from the Cape Fear River in North Carolina to the St. Marys River in northern
Florida, were developed for rice culture during the 1700s and 1800s. These
tidal freshwater marshes were impounded with a network of dikes and could
be drained or flooded with wooden water-control structures known as ricefield
The ricefields of the South Atlantic became extremely important wintering
areas for migratory waterfowl. They were attracted to these areas to feed
upon waste grain, natural moist-soil plant seeds, and a rich mix of invertebrates.
As the rice culture period of this region waned, many of the old rice

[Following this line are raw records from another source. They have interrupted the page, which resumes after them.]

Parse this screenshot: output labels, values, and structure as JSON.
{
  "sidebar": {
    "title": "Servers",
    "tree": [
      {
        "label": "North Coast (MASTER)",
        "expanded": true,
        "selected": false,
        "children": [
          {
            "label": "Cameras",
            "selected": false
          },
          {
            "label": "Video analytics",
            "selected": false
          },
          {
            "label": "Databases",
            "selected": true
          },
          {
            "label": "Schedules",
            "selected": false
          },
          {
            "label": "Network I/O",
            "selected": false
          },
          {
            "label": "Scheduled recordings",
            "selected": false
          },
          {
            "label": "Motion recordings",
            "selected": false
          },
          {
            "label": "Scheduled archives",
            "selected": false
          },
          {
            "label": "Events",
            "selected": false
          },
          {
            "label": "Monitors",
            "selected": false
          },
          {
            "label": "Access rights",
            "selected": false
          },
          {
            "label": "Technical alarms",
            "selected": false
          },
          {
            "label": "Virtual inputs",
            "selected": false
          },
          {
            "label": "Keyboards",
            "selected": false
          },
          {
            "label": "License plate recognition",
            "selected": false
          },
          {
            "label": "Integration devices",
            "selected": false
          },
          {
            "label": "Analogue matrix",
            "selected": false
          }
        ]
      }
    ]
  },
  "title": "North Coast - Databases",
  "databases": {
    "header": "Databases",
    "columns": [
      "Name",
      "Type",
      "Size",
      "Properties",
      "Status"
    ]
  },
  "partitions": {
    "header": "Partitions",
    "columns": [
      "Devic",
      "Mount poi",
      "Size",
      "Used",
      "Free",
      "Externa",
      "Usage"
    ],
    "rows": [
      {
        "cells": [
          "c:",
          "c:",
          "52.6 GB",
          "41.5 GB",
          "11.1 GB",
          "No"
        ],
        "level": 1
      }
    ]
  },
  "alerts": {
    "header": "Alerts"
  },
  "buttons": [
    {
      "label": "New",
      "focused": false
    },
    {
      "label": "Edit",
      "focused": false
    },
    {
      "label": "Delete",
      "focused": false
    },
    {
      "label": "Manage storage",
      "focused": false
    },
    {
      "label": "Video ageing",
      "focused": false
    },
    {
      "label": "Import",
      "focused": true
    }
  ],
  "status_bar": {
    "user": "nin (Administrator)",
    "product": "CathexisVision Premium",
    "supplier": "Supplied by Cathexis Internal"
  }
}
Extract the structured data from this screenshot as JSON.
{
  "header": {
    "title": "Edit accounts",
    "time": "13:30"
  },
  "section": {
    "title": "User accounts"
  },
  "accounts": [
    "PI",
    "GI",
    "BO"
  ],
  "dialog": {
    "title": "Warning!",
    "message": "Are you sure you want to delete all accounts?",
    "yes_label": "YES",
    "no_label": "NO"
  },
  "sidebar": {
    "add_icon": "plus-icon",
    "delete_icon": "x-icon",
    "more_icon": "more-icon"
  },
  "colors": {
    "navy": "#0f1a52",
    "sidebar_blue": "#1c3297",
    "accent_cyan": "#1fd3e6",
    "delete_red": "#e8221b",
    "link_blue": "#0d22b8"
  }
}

plantations were purchased and maintained as hunt clubs. After 1900, thousands
of additional acres in the brackish and saline zones of the South Atlantic
were impounded and managed for wintering waterfowl.
Waterfowl need these tidal wetlands, but so do shorebirds, particularly
during the late winter/early spring migration period. At a March 2000
shorebird management workshop, sponsored by the Atlantic Coast Joint Venture
and held near Charleston, South Carolina, particpants identified the need
for a private lands program for shorebird management on tidal, impounded
wetlands currently being managed primarily for waterfowl.
Out of the workshop came a commitment by a group of representatives from
the Joint Venture, South Carolina Department of Natural Resources, U.S.
Fish and Wildlife Service, The Nature Conservancy, and Ducks Unlimited.
They formed the South Carolina Shorebird Habitat Management Group (Group),
which held its first meeting in June in Charleston to develop an action
plan for shorebirds.
The Group decided to contact owners and managers of managed wetlands
in the fresh, brackish, and saline zones along the South Carolina coast
to determine the level of interest in shorebird management and to offer
technical assistance. The Group sent letters and questionnaires to over
50 private landowners and a few federal and state managers. The results
have exceeded expectations. Thus far, landowners indicate they are willing
to manage for shorebirds on over 30,000 acres. The U.S. Shorebird Conservation
Plan's 2002 habitat management goal for this region is 18,500 acres of
state and federal lands. Successfully managed private lands may be able
to meet the intent of that goal: to provide a reliable place for shorebirds
Water levels in these privately owned tidal impoundments can be manipulated
very effectively using water-control structures. By maintaining late winter/early
spring drawdowns at 1 to 4 inches in depth, excellent foraging areas for
shorebirds can be maintained. Late-migrating waterfowl such as blue-winged
teal and local breeding populations of mottled ducks also will benefit.
This late winter/early spring adjustment in the typical wetlands-management
scenario can be incorporated without compromising long-term management
for wintering waterfowl.
This initiative should prove to be extremely important in meeting the
habitat and population objectives of the Shorebird Plan and the South
Atlantic Migratory Bird Initiative in the southeastern United States.
Additionally, the South Carolina effort can serve as a model for future
shorebird management efforts within the Atlantic Coast Joint Venture.
For more information, contact R. K. "Kenny" Williams, Ducks Unlimited,
3870 Leeds Avenue, Suite 114, Charleston, South Carolina 29405, (843)